Waiting to pick up Ben from his trip, I got a phone call from the vet saying he had a shot for the sick goat and that we could stop by to pick it up on our way home. Time did not allow me to alert Ben to the change in the usual drive home, so he launched into a full detailed account of the most exciting parts of his trip. That included one story after another involving girls.
“There were so many girls there that I couldn’t dance with them all,” he said. “They even came up to me asking me to save slow dances for them – but there were only about five slow dances and four times that many girls,” he continued, lamenting what he felt was a dire situation. He bounced from one story to another – all involving girls – when the turn to the vet’s office came into sight.
“What are you doing?” he panicked, searching the rear-view mirror for police lights. “Where are we going?”
“We’re going to the vet’s,” I said, matter of fact.
“Why? Did something bad happen?” he asked.

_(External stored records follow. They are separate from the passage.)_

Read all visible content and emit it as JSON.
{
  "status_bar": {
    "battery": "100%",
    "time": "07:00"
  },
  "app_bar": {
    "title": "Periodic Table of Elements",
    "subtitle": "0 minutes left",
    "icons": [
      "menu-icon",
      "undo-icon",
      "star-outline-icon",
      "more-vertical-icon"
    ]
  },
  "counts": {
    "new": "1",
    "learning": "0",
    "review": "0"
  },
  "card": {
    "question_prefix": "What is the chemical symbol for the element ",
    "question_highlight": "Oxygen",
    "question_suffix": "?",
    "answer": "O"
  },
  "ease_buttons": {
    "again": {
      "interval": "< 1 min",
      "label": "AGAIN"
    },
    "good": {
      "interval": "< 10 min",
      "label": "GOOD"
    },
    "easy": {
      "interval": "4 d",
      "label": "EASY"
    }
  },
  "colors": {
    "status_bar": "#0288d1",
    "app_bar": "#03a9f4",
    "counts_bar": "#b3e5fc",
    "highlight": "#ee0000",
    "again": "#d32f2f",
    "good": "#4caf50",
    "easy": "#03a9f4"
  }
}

“No. I just figured it was time to get you neutered,” I answered. “You’ll stay home better, and all these thoughts of girls will vanish and you’ll be better able to focus on school and the important things,” I say, trying to keep a straight face.
“I know you’re kidding,” he said. “Besides, I have an opposable thumb. Whatever he does to the dog, I can undo.”
“That’s why they have zip-ties, duct tape and a plastic collar,” I say, unable to resist.
We arrived at the vet’s. Ben opted not to get out of the car despite the sweltering heat. I went inside thinking this would be a quick visit, but the vet’s wife was on the phone telling someone that their dog might need to have its eye removed. I could tell the call wasn’t going well. Then, Doc entered the operating room and appeared to be in a foul mood as well having just taken an eye out of a cow. I figured he could use a little comic relief, so I told him why Ben was holed up inside the car and wanted no part of seeing him today.
The vet chuckled, probably finding me sick and demented, but un-medicate-able. His wife opted to end the dog call before memories of her own son’s discovering girls caused her to chuckle inappropriately.
As the heat in the car increased, Ben’s grit expired and he reluctantly came inside. He quickly sat down, legs together, hands folded over his lap in a protective fashion.
Now, what I would have given to have the vet come out with a set of tweezers and a large plastic collar and tell Ben to get up on the table…but, no, my vet is soft.
“Don’t worry, Ben,” he said, smiling. “I’m on your side.”
“My mother is SOOO ornery,” said Ben. “She hasn’t seen me for three days. You’d think she’d be nice for, well, at least an hour. But noooooo. It’s like she’s stored up three days worth!”
“All women are that way, but the ones with horses are the worst,” said the vet, giving a sidelong glance at his wife. “There’s no cure, and it appears to be genetic. That means that you’ll probably behave the same way with your kids,” he said, smiling.